With all the natural resources required for agriculture and other farm related produce, there’s as much of a chance that “Grown in Africa” just might become the “Made in China” by the end of this decade.

Reframing Public Private Partnerships (PPPs) as a human centered design challenge

The tangible manifestation of the concept of turning government’s calls to action for public private partnerships in development was crafted by Jeroen Meijer of JAM Visualdenken and expertise on sustainable agricultural value chains provided by Bart Doorneweert of LEI, Wageningen.

The design challenges, as we called them, reframed the problem statement in the form a visualization of the particular commodity, the particularities of its geography, the intent of the intervention, the point of view to be taken by the multi stakeholder teams and the good agricultural practices to be sustainably transferred to enable adoption even after donor funding was ended.

Here is the sample:

Interim project report: User centered Agricultural value chain development

My colleague and project leader for the current work in The Netherlands,  Bart Doorneweert has just published an excellent analysis of our workshop on user centered design for a multi stakeholder group invited by the Ministries of Economic Affairs and Foreign Affairs.
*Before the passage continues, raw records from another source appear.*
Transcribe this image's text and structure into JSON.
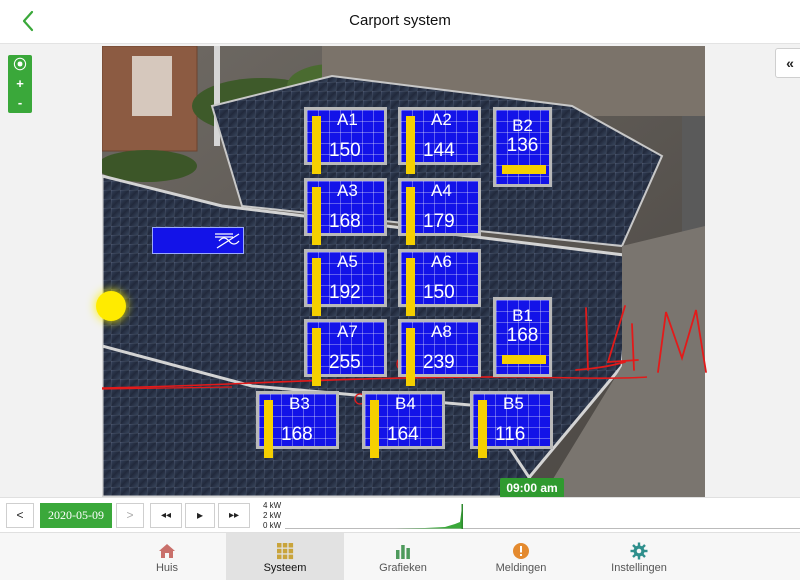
{
  "header": {
    "title": "Carport system"
  },
  "map_controls": {
    "locate": "⦿",
    "zoom_in": "+",
    "zoom_out": "-"
  },
  "collapse": "«",
  "panels": [
    {
      "id": "A1",
      "value": "150"
    },
    {
      "id": "A2",
      "value": "144"
    },
    {
      "id": "B2",
      "value": "136"
    },
    {
      "id": "A3",
      "value": "168"
    },
    {
      "id": "A4",
      "value": "179"
    },
    {
      "id": "A5",
      "value": "192"
    },
    {
      "id": "A6",
      "value": "150"
    },
    {
      "id": "B1",
      "value": "168"
    },
    {
      "id": "A7",
      "value": "255"
    },
    {
      "id": "A8",
      "value": "239"
    },
    {
      "id": "B3",
      "value": "168"
    },
    {
      "id": "B4",
      "value": "164"
    },
    {
      "id": "B5",
      "value": "116"
    }
  ],
  "annotation_text": "14M",
  "time_badge": "09:00 am",
  "timeline": {
    "prev": "<",
    "date": "2020-05-09",
    "next": ">",
    "rewind": "◂◂",
    "play": "▸",
    "forward": "▸▸",
    "y_labels": [
      "4 kW",
      "2 kW",
      "0 kW"
    ]
  },
  "nav": [
    {
      "label": "Huis",
      "icon": "house-icon",
      "color": "#c9706b",
      "active": false
    },
    {
      "label": "Systeem",
      "icon": "grid-icon",
      "color": "#c9a43b",
      "active": true
    },
    {
      "label": "Grafieken",
      "icon": "bar-chart-icon",
      "color": "#4e9a5c",
      "active": false
    },
    {
      "label": "Meldingen",
      "icon": "alert-icon",
      "color": "#e48a2f",
      "active": false
    },
    {
      "label": "Instellingen",
      "icon": "gear-icon",
      "color": "#2f8f8c",
      "active": false
    }
  ],
  "colors": {
    "brand_green": "#3aa83a",
    "panel_blue": "#1313e8",
    "production_yellow": "#f5d000",
    "annotation_red": "#e31a1a"
  }
}
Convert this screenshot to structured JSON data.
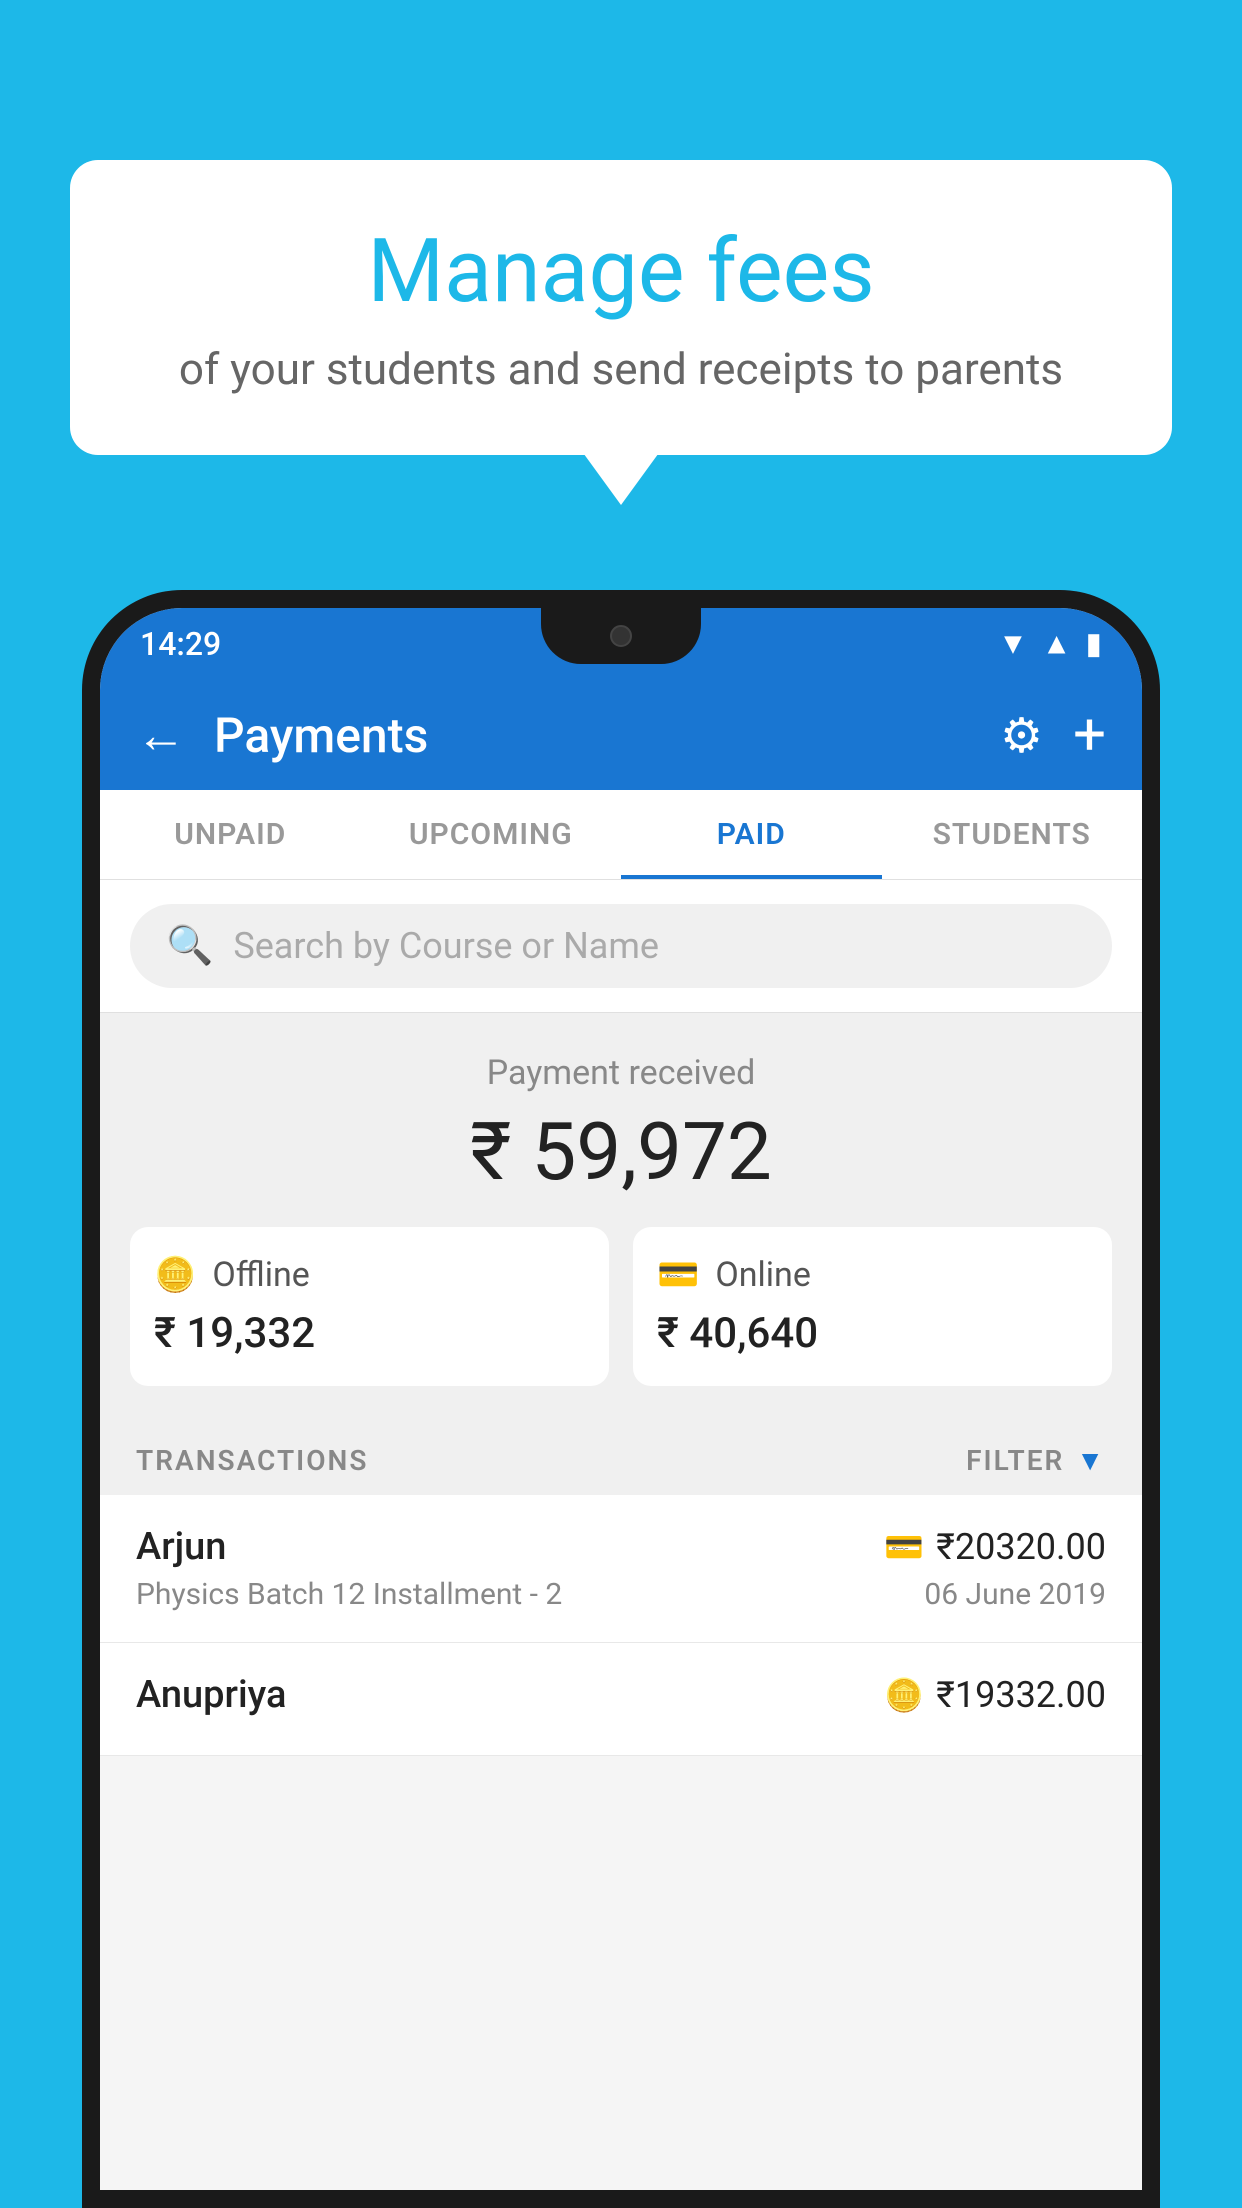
{
  "bubble": {
    "title": "Manage fees",
    "subtitle": "of your students and send receipts to parents"
  },
  "status_bar": {
    "time": "14:29"
  },
  "header": {
    "title": "Payments",
    "back_label": "←",
    "gear_label": "⚙",
    "plus_label": "+"
  },
  "tabs": [
    {
      "label": "UNPAID",
      "active": false
    },
    {
      "label": "UPCOMING",
      "active": false
    },
    {
      "label": "PAID",
      "active": true
    },
    {
      "label": "STUDENTS",
      "active": false
    }
  ],
  "search": {
    "placeholder": "Search by Course or Name"
  },
  "payment_summary": {
    "label": "Payment received",
    "amount": "₹ 59,972",
    "offline": {
      "label": "Offline",
      "amount": "₹ 19,332"
    },
    "online": {
      "label": "Online",
      "amount": "₹ 40,640"
    }
  },
  "transactions_section": {
    "label": "TRANSACTIONS",
    "filter_label": "FILTER"
  },
  "transactions": [
    {
      "name": "Arjun",
      "course": "Physics Batch 12 Installment - 2",
      "amount": "₹20320.00",
      "date": "06 June 2019",
      "payment_type": "online"
    },
    {
      "name": "Anupriya",
      "course": "",
      "amount": "₹19332.00",
      "date": "",
      "payment_type": "offline"
    }
  ],
  "colors": {
    "primary": "#1976D2",
    "background": "#1DB8E8",
    "accent": "#1DB8E8"
  }
}
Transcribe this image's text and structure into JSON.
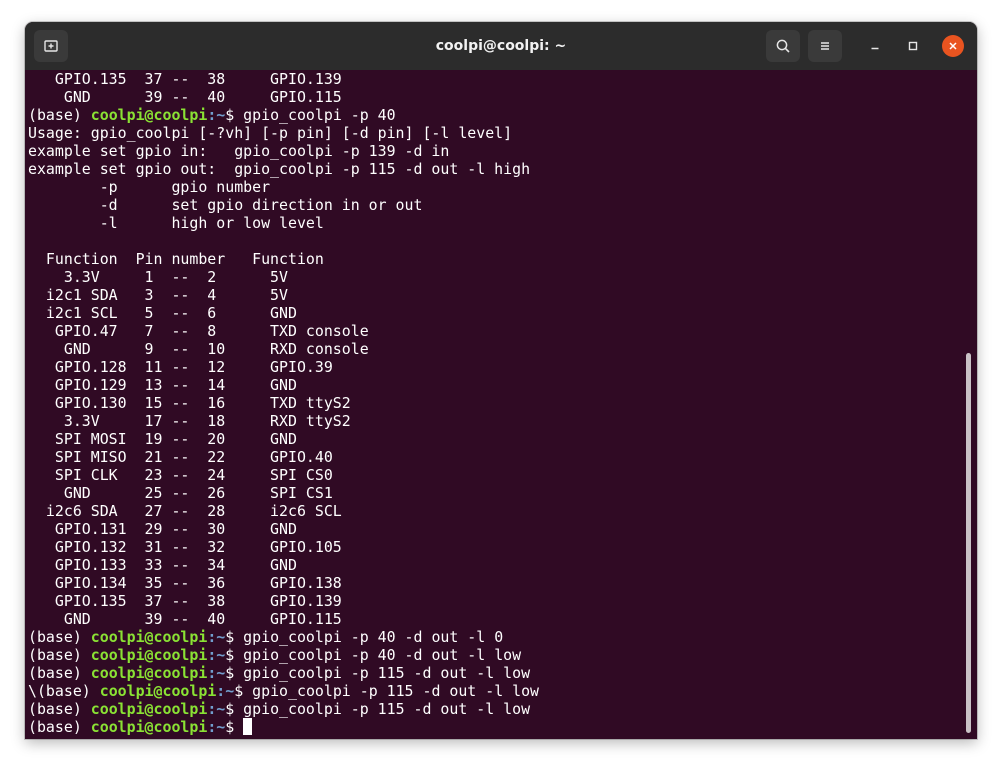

Here’s a snippet:

Insights on the multi-stakeholder working process
When the break-out groups re-convened after their design exercises, we asked each group to present their ideas, and discuss their assumptions and constraints with the audience. Across all presentations we discovered an interesting pattern. Participants found themselves to be confronted with an inability to associate with the user, deeming that area of the value chain apprehensive for conjecture about farmers’ needs, and too far removed in terms of values. In our attempt to lower the barriers to applying the user-centered approach through a free-form exercise, we apparently raised an inherently imbedded barrier to consider the user. Rather, participants insisted to direct their problem-solving attention to a more abstract, distant level of thinking (the value chain), or a particular part of the value chain that is more closely associated with Western values (working from the perspective of Nespresso, rather than the coffee farmer).  

This inability to associate with the users had impactful implications for ways in which the groups constructed design solutions. The approaches used were vertical in nature, thinking only within the bounds of what would directly associate with production of a particular agricultural commodity. In their thinking on solutions, people diverted to general principles (tea production provides for income, and thus makes the farmers happy), and then divided the relevant principles into disciplinary segments (like finance, training, agronomy, trade, etc).

The System Monster, by Jeroen Meijer, Jam visualdenken